* Aim of the task *
Please return every line in the following data that includes the string "body".

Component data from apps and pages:

★ ★ ★ ★

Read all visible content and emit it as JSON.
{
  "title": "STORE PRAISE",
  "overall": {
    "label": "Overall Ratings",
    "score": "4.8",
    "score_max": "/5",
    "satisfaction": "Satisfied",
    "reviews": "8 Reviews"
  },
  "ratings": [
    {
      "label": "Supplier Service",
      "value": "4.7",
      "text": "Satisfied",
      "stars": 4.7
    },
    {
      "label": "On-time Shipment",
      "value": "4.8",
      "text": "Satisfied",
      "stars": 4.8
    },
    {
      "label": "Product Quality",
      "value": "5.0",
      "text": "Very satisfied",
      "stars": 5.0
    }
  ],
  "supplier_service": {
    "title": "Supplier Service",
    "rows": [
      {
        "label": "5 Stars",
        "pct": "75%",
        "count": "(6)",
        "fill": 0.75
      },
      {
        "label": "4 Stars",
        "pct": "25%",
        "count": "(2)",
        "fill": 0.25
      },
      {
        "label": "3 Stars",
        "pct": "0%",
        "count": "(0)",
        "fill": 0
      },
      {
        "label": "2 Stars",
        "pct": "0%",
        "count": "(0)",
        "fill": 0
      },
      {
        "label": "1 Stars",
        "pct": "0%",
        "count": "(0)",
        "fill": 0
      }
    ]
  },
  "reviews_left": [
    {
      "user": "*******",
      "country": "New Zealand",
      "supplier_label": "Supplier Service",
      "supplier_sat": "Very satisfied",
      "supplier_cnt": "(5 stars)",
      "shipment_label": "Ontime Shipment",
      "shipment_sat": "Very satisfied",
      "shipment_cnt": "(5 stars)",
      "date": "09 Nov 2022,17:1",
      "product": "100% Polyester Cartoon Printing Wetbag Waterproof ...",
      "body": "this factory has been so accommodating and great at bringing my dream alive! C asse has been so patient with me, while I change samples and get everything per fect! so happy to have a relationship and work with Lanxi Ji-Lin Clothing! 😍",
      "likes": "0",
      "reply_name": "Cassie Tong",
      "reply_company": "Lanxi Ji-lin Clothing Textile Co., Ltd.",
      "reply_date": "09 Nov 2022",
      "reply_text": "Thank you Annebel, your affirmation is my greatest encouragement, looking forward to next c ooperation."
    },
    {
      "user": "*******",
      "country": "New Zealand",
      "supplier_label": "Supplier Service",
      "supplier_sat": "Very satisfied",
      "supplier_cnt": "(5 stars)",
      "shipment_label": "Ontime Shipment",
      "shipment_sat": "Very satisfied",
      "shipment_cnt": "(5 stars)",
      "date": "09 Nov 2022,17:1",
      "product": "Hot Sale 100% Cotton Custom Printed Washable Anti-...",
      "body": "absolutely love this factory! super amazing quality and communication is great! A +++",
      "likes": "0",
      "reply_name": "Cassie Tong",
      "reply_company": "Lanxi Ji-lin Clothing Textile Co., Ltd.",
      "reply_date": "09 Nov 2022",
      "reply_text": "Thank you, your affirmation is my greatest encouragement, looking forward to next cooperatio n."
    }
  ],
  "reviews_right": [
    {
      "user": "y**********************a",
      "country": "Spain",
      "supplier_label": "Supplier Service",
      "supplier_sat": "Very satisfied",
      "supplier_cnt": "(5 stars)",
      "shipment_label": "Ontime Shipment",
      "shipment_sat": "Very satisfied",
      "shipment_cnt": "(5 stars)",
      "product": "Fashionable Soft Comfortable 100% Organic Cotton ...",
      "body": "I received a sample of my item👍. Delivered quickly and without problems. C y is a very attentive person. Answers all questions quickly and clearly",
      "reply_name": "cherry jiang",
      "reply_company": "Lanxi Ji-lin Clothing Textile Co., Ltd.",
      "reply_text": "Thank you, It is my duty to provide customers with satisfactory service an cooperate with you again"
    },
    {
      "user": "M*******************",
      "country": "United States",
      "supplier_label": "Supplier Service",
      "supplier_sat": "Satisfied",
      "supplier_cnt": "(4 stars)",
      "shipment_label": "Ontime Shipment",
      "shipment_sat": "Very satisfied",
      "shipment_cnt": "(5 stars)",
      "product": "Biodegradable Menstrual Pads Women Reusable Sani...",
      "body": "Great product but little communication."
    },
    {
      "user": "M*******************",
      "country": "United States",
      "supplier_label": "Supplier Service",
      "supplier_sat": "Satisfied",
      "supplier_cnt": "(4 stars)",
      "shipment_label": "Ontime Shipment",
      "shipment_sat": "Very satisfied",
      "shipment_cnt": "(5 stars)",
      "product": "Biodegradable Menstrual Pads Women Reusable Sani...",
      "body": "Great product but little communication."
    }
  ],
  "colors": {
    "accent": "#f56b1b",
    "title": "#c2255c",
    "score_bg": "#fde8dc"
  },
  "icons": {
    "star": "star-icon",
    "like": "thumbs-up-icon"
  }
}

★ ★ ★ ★

* Completed exercise *
      "body": "this factory has been so accommodating and great at bringing my dream alive! C asse has been so patient with me, while I change samples and get everything per fect! so happy to have a relationship and work with Lanxi Ji-Lin Clothing! 😍",
      "body": "absolutely love this factory! super amazing quality and communication is great! A +++",
      "body": "I received a sample of my item👍. Delivered quickly and without problems. C y is a very attentive person. Answers all questions quickly and clearly",
      "body": "Great product but little communication."
      "body": "Great product but little communication."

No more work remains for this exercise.